Here's what I would make of this passage. I wouldn't conflate the two versions, but would keep them apart. I would only use "cairtlibair" from E1 to emend "cailclibuir" in E2:
> > E2:
> > + in neoch ba hintaisfenta leis de doberidh glunsnaithe filidechte
> > fai, + nosgribtha aice he a chailc libair.
> > E1:
> > + docuir-sium glonsnaithi filed fuithib + doscrib-sum iat a lecaib +
> > i taiblib + rocuired (?)-seic i cairt liubair
E2: ocus [a/in] neoch ba h-intaisfénta leis de, do·beired glós*náithe filidechte foí, ocus no·scríbtha aice hé i cairtlibuir.
"and whatever of it deemed him worthy to be expounded, he would put the thread of poetry on it, and it would be written by him into vellum books"
I used "glós*náithe" instead of "glunsnaithe", simply because that's how the word is cited in DIL and how it is written in the glosses. But other spellings are found as well.
DIL explains "glós*náithe" as an imitation of Latin "filum" "thread", and suggests that "the original sense may be defining of delimiting thread or line...; hence typical form,
norm; passing into the sense weaving, arranging (of a composition)".
"no·scríbtha" is 3rd sg. passive imperfect.
E1: ocus do·cuir-sium glós*náithi filed fuithib ocus do·scríb-som íat i lecaib ocus i taiblib ocus ro·cuired-som i cairtlibuir.
"and he put the thread of poets on them and he wrote them in stones and in tablets and he would put them into vellum books"
The verbal forms in E1 are all Middle or Modern Irish.
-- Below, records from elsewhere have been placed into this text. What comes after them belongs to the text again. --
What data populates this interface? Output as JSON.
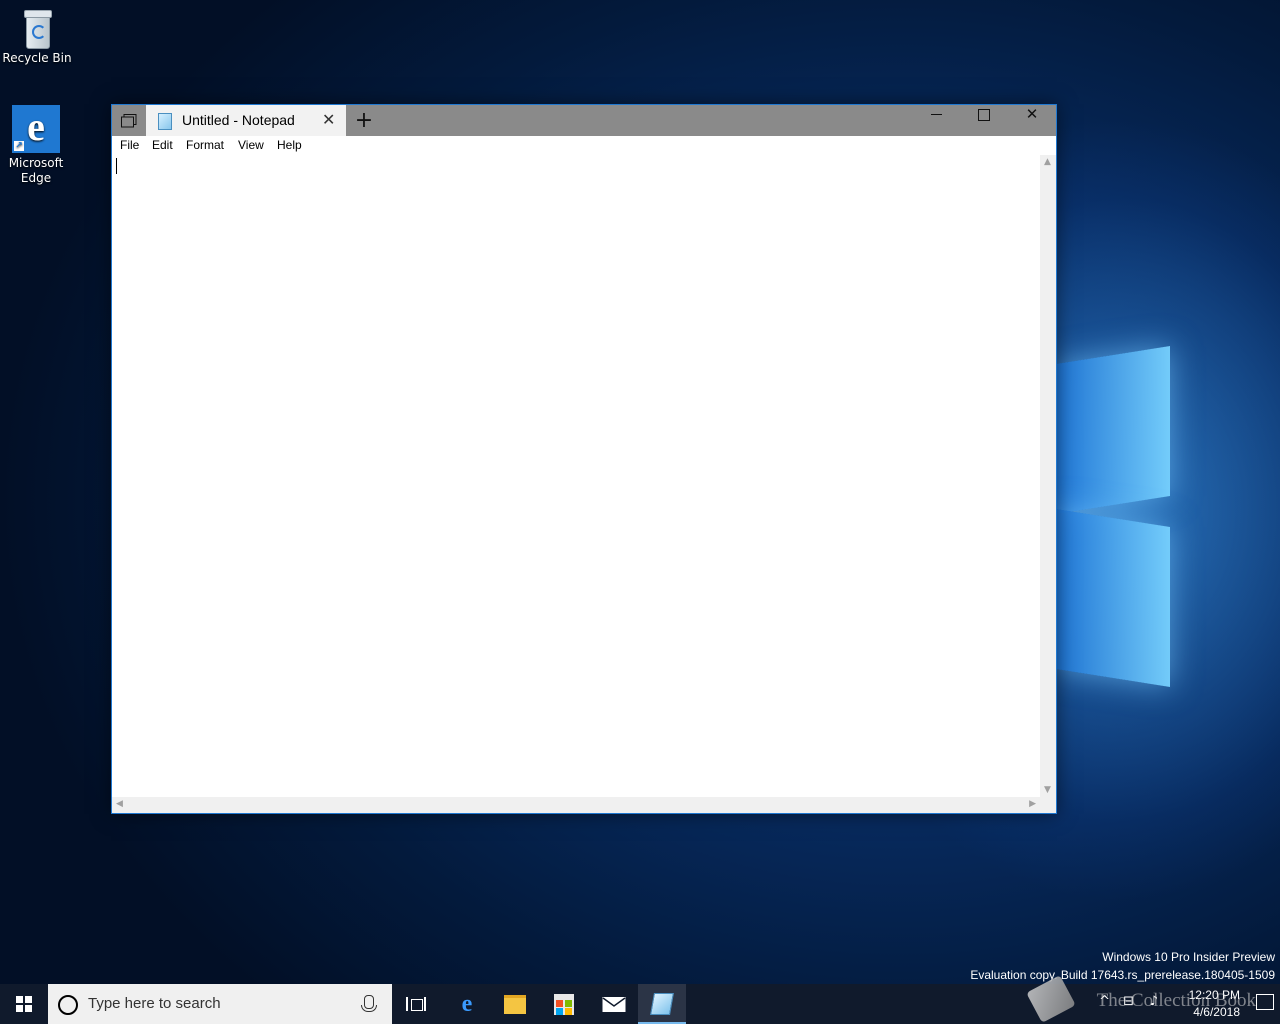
{
  "desktop": {
    "icons": [
      {
        "label": "Recycle Bin",
        "icon": "recycle-bin-icon"
      },
      {
        "label": "Microsoft Edge",
        "icon": "edge-icon"
      }
    ],
    "watermark": {
      "line1": "Windows 10 Pro Insider Preview",
      "line2": "Evaluation copy. Build 17643.rs_prerelease.180405-1509"
    },
    "overlay_text": "The Collection Book"
  },
  "notepad": {
    "tab_title": "Untitled - Notepad",
    "new_tab_glyph": "+",
    "close_tab_glyph": "✕",
    "close_glyph": "✕",
    "menu": [
      "File",
      "Edit",
      "Format",
      "View",
      "Help"
    ],
    "content": "",
    "accent": "#1f78d1"
  },
  "taskbar": {
    "search_placeholder": "Type here to search",
    "pinned": [
      "task-view-icon",
      "edge-icon",
      "file-explorer-icon",
      "store-icon",
      "mail-icon",
      "notepad-icon"
    ],
    "clock": {
      "time": "12:20 PM",
      "date": "4/6/2018"
    },
    "background": "#101a2c"
  }
}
Take special note of the use of "do·" instead of "ro·" as perfective augment.